[MATERIAL FOR THIS EXERCISE Boundary: Start]

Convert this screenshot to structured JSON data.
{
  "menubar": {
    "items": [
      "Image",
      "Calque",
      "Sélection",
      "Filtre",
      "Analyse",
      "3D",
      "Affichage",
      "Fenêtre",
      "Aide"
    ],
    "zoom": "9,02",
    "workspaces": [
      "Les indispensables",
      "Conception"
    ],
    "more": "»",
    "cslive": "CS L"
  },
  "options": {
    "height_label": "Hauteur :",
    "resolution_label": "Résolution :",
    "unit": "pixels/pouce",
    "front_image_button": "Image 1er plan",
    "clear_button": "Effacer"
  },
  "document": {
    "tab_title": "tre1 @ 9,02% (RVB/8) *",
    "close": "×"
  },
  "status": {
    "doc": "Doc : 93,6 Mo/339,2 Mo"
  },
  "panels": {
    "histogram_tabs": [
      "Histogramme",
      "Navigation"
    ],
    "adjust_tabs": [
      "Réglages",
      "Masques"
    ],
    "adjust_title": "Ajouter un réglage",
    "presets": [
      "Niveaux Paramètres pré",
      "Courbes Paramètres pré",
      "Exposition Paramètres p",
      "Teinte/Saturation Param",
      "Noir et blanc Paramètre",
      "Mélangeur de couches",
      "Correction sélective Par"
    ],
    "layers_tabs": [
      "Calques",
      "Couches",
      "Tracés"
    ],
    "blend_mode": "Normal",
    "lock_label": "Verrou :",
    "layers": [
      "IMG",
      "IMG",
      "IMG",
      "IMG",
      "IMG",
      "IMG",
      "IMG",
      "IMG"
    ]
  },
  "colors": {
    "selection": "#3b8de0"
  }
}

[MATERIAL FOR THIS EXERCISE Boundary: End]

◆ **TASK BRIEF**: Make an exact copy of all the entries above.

◆ **PROBLEM SOLUTION**:
Convert this screenshot to structured JSON data.
{
  "menubar": {
    "items": [
      "Image",
      "Calque",
      "Sélection",
      "Filtre",
      "Analyse",
      "3D",
      "Affichage",
      "Fenêtre",
      "Aide"
    ],
    "zoom": "9,02",
    "workspaces": [
      "Les indispensables",
      "Conception"
    ],
    "more": "»",
    "cslive": "CS L"
  },
  "options": {
    "height_label": "Hauteur :",
    "resolution_label": "Résolution :",
    "unit": "pixels/pouce",
    "front_image_button": "Image 1er plan",
    "clear_button": "Effacer"
  },
  "document": {
    "tab_title": "tre1 @ 9,02% (RVB/8) *",
    "close": "×"
  },
  "status": {
    "doc": "Doc : 93,6 Mo/339,2 Mo"
  },
  "panels": {
    "histogram_tabs": [
      "Histogramme",
      "Navigation"
    ],
    "adjust_tabs": [
      "Réglages",
      "Masques"
    ],
    "adjust_title": "Ajouter un réglage",
    "presets": [
      "Niveaux Paramètres pré",
      "Courbes Paramètres pré",
      "Exposition Paramètres p",
      "Teinte/Saturation Param",
      "Noir et blanc Paramètre",
      "Mélangeur de couches",
      "Correction sélective Par"
    ],
    "layers_tabs": [
      "Calques",
      "Couches",
      "Tracés"
    ],
    "blend_mode": "Normal",
    "lock_label": "Verrou :",
    "layers": [
      "IMG",
      "IMG",
      "IMG",
      "IMG",
      "IMG",
      "IMG",
      "IMG",
      "IMG"
    ]
  },
  "colors": {
    "selection": "#3b8de0"
  }
}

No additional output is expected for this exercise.